Similarly, medical staff are also ethically aware of the importance and risks involved in managing these facilities, which have considerable implications for patient health. Poor management of these facilities can thus lead to catastrophic situations.
For this reason, health institutions must rely on the latest generation software solutions such as Computer Assisted Maintenance Management, to organize and structure the maintenance operations necessary to comply with the standards in force.
The contribution of CMMS in the medical sector
Today, having a real management program such as the Yuman CMMS has become essential to ensure the maintenance
of medical devices that are becoming increasingly sophisticated. From a technical, organizational and budgetary point of view, this tool will enable the tracking, archiving and analysis of data that will help to implement strategies, respond efficiently and economically to the optimization of equipment productivity and guarantee its availability.
Thus, a CMMS solution integrated into a health care facility will meet the need to improve communication between technicians and health care departments, reduce costs related to breakdowns, control spare parts supply times, optimize interventions, in particular reduce intervention and restart times, and increase equipment availability.
The main objective of CMMS in the health sector will be to centralize all information concerning:
• The equipment:
‣ categorization, location, function, maintenance history
carried out, any incidents that may have occurred
• Spare parts inventory and demand management
• Intervention planning:
‣ execution and follow-up via an intervention request portal
• Analysis and performance indicators - KPI:
‣ synthesis tool and statistics for decision support
A global vision of all the equipment used by the care teams will bring many benefits to the operator in charge of facility management:
• Decision-making support for the renewal of the equipment
and the preparation of a provisional budget:
‣ reinforce the maintenance plan or buy a new one
• A control of the costs of the installations due to a knowledge of
the financial impact of their decisions
• A needs assessment using KPIs
• A control of the interventions of their planning and their cost
• Risk analysis, management, and reduction, thanks to a
Feedback, particularly with regard to breakdowns,
their causes, their frequency
• Precise monitoring of the equipment:
‣ downtime, repair costs, repair time and number of repairs
of interventions, availability of associated spare parts
• A follow-up of maintenance contracts, their cost, their expiry
date and their billing
• Improved internal communication and reduced administrative

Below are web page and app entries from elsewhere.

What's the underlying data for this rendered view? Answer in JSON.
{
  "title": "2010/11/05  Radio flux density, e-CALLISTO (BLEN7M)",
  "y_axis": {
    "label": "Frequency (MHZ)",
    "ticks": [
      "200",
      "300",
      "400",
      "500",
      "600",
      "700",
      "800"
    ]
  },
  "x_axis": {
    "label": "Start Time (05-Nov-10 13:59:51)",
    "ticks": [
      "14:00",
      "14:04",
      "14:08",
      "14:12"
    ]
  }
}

Increased equipment lifetime, reduced probability of in-service failures, elimination of the causes of serious accidents, reduced costs and compliance with legal regulations: this is the contribution of CMMS in the health sector!
Opting for a modern and mobile intelligent solution such as Yuman CMMS has become a must.